▸ DIRECTIONS FOR THIS TASK: Leave the images out and write out each entry exactly as shown.

▸ Items from an interface collection:

---+---

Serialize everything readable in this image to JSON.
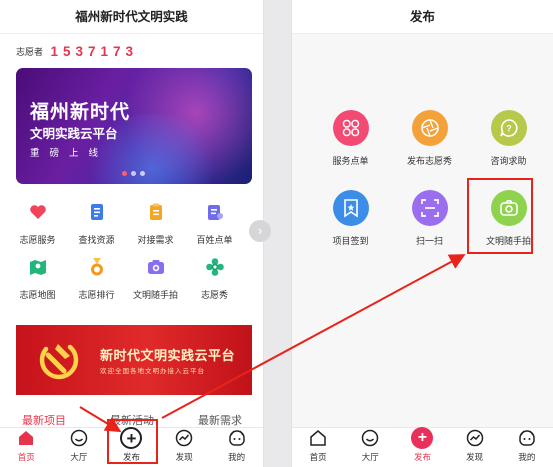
{
  "left_screen": {
    "title": "福州新时代文明实践",
    "counter": {
      "label": "志愿者",
      "digits": [
        "1",
        "5",
        "3",
        "7",
        "1",
        "7",
        "3"
      ]
    },
    "hero": {
      "line1": "福州新时代",
      "line2": "文明实践云平台",
      "line3": "重磅上线"
    },
    "services": [
      {
        "label": "志愿服务",
        "icon": "heart-icon",
        "color": "#f0445a"
      },
      {
        "label": "查找资源",
        "icon": "document-icon",
        "color": "#3d7be8"
      },
      {
        "label": "对接需求",
        "icon": "clipboard-icon",
        "color": "#f3a622"
      },
      {
        "label": "百姓点单",
        "icon": "user-card-icon",
        "color": "#6f6ce8"
      },
      {
        "label": "志愿地图",
        "icon": "map-icon",
        "color": "#23b67a"
      },
      {
        "label": "志愿排行",
        "icon": "medal-icon",
        "color": "#f39a1e"
      },
      {
        "label": "文明随手拍",
        "icon": "camera-icon",
        "color": "#8a6ef0"
      },
      {
        "label": "志愿秀",
        "icon": "flower-icon",
        "color": "#24b67f"
      }
    ],
    "party_banner": {
      "title": "新时代文明实践云平台",
      "subtitle": "欢迎全国各地文明办接入云平台"
    },
    "content_tabs": [
      "最新项目",
      "最新活动",
      "最新需求"
    ]
  },
  "right_screen": {
    "title": "发布",
    "publish_items": [
      {
        "label": "服务点单",
        "icon": "grid-icon",
        "color": "#f24a72"
      },
      {
        "label": "发布志愿秀",
        "icon": "aperture-icon",
        "color": "#f5a13a"
      },
      {
        "label": "咨询求助",
        "icon": "chat-icon",
        "color": "#b7c84a"
      },
      {
        "label": "项目签到",
        "icon": "bookmark-icon",
        "color": "#3b8de8"
      },
      {
        "label": "扫一扫",
        "icon": "scan-icon",
        "color": "#9b6ef0"
      },
      {
        "label": "文明随手拍",
        "icon": "camera-icon",
        "color": "#8ed24e"
      }
    ]
  },
  "nav": [
    {
      "label": "首页",
      "icon": "home-icon"
    },
    {
      "label": "大厅",
      "icon": "smile-icon"
    },
    {
      "label": "发布",
      "icon": "plus-icon"
    },
    {
      "label": "发现",
      "icon": "trend-icon"
    },
    {
      "label": "我的",
      "icon": "face-icon"
    }
  ],
  "colors": {
    "accent": "#e6354b",
    "annotation": "#e8231b"
  }
}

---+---

▸ ANSWER BOX:
Serialize everything readable in this image to JSON.
{
  "left_screen": {
    "title": "福州新时代文明实践",
    "counter": {
      "label": "志愿者",
      "digits": [
        "1",
        "5",
        "3",
        "7",
        "1",
        "7",
        "3"
      ]
    },
    "hero": {
      "line1": "福州新时代",
      "line2": "文明实践云平台",
      "line3": "重磅上线"
    },
    "services": [
      {
        "label": "志愿服务",
        "icon": "heart-icon",
        "color": "#f0445a"
      },
      {
        "label": "查找资源",
        "icon": "document-icon",
        "color": "#3d7be8"
      },
      {
        "label": "对接需求",
        "icon": "clipboard-icon",
        "color": "#f3a622"
      },
      {
        "label": "百姓点单",
        "icon": "user-card-icon",
        "color": "#6f6ce8"
      },
      {
        "label": "志愿地图",
        "icon": "map-icon",
        "color": "#23b67a"
      },
      {
        "label": "志愿排行",
        "icon": "medal-icon",
        "color": "#f39a1e"
      },
      {
        "label": "文明随手拍",
        "icon": "camera-icon",
        "color": "#8a6ef0"
      },
      {
        "label": "志愿秀",
        "icon": "flower-icon",
        "color": "#24b67f"
      }
    ],
    "party_banner": {
      "title": "新时代文明实践云平台",
      "subtitle": "欢迎全国各地文明办接入云平台"
    },
    "content_tabs": [
      "最新项目",
      "最新活动",
      "最新需求"
    ]
  },
  "right_screen": {
    "title": "发布",
    "publish_items": [
      {
        "label": "服务点单",
        "icon": "grid-icon",
        "color": "#f24a72"
      },
      {
        "label": "发布志愿秀",
        "icon": "aperture-icon",
        "color": "#f5a13a"
      },
      {
        "label": "咨询求助",
        "icon": "chat-icon",
        "color": "#b7c84a"
      },
      {
        "label": "项目签到",
        "icon": "bookmark-icon",
        "color": "#3b8de8"
      },
      {
        "label": "扫一扫",
        "icon": "scan-icon",
        "color": "#9b6ef0"
      },
      {
        "label": "文明随手拍",
        "icon": "camera-icon",
        "color": "#8ed24e"
      }
    ]
  },
  "nav": [
    {
      "label": "首页",
      "icon": "home-icon"
    },
    {
      "label": "大厅",
      "icon": "smile-icon"
    },
    {
      "label": "发布",
      "icon": "plus-icon"
    },
    {
      "label": "发现",
      "icon": "trend-icon"
    },
    {
      "label": "我的",
      "icon": "face-icon"
    }
  ],
  "colors": {
    "accent": "#e6354b",
    "annotation": "#e8231b"
  }
}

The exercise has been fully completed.